Think about this: An extra $250 a month in side income would equal $3,000 to put toward your wedding after one year.

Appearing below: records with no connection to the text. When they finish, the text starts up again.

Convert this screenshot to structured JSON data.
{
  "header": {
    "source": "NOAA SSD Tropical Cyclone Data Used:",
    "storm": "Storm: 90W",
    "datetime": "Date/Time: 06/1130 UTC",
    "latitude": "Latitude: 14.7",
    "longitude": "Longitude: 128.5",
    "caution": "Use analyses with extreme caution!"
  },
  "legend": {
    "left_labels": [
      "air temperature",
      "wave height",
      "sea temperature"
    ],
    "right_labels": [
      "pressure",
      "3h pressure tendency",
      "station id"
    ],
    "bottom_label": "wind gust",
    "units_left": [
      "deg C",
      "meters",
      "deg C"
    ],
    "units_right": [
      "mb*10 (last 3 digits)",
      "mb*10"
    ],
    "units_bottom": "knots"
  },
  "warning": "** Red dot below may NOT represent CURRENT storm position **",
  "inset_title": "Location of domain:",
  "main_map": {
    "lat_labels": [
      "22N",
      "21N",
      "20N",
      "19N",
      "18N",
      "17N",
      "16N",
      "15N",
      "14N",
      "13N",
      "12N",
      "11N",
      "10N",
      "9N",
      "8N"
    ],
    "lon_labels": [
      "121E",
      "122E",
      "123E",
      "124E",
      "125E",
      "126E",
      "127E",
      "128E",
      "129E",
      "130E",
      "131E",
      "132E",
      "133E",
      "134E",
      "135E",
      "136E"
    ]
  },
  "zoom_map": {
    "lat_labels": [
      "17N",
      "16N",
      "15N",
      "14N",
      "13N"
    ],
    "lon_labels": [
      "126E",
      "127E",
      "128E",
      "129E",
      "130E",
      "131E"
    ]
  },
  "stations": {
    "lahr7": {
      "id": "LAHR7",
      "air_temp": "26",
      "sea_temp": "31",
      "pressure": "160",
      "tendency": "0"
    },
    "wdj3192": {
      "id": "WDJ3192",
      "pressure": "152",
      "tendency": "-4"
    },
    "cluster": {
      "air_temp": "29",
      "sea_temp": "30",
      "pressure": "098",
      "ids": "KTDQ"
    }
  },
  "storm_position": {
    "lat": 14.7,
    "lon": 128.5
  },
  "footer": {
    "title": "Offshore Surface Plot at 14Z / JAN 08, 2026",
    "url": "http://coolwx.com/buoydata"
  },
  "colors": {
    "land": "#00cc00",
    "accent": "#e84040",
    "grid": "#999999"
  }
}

5. Cut costs on lower-priority items

 

Remember those “maybes” on your list? Here’s where to skimp a little and reserve the big bucks for your must-haves. “You could consider reducing some of the details, such as a smaller wedding party, smaller bouquets, and centerpieces, streamlined drinks or bar service, reducing the guest list, etc.,” Weinberg says.

 

Barbaran, for example, reduced the cost of her wedding significantly by researching current permit laws. Back in 2010, any wedding ceremony on Malibu Beach required a $1,000 permit, but Santa Monica Beach waived the fee if you had fewer than 100 people with no tent or canopy. Fortunately, Barbaran and her husband wanted a small wedding. “And by having the wedding outside, we didn’t need to spend money on additional decorations.”

 

They also relied on local, small vendors for a lot of their wedding needs. “For example, we rented dishes and flatware for the dinner, a platform and chairs for the ceremony on the sand, and had the food catered by our favorite restaurant – all independent small businesses,” she says.

 

Paddock also found creative ways to cut costs. As experienced homebrewers, the couple was able to brew their own beer for the reception. They also hired a taco cart instead of having a fully seated meal and made their own cocktail hour platters and desserts.

6. Take advantage of credit card rewards

 

Just because you’re trying to avoid debt doesn’t mean you should avoid credit cards altogether.

 

Even if you save up your entire wedding budget in cash, it’s a good idea to charge the expenses to a credit card and then immediately pay them off.

 

For one, your credit card company may guarantee all of your purchases. That means if you worry about a small vendor going out of business or needing to dispute any charges, you have protection from your card issuer, Tarrant says.

 

Many credit cards today also offer lucrative rewards points and welcome bonuses for hitting spending thresholds within the first few months of account opening. By putting all your wedding expenses on a rewards card, you can earn enough points to offset your spending or even fund your honeymoon.

 

Keep in mind, however, that this strategy only works if you pay off the balance in full right away. If you allow your credit card to accrue interest month over month, you’ll quickly cancel out any savings. So if you aren’t 100% sure you’ll be able to pay off your credit card bill, it’s better to stick with cash.

7. Consider a personal loan

 

Finally, if you’re not sure how to afford a wedding without borrowing at least some money, there are relatively low-cost loans available.

 

Personal loans, which are sometimes marketed as “wedding loans,” are a form of financing that’s gaining a lot of traction lately. Online lenders Earnest and LightStream issue three to four times as many wedding loans today as they did a year ago.

 

These loans often advertise low interest rates and easy, fixed payments. And it’s true — taking out a personal loan can be more affordable than racking up a big credit card balance. But keep in mind that the lowest rates are reserved for borrowers with excellent credit. Plus, personal loans often come with origination fees that can add to the long-term cost.

 

So if you do need to borrow money, keep it to a minimum, and consider how your credit score affects your options.

The bottom line on paying for your wedding

The best way to pay for a wedding is to set a realistic budget that won’t mean financial woes down the road. Remember, your wedding is a very important day for you and your families, and having a budget doesn’t diminish the significance of the day. Everyone will remember the abundance of love and personal touches, no matter how much money you spend.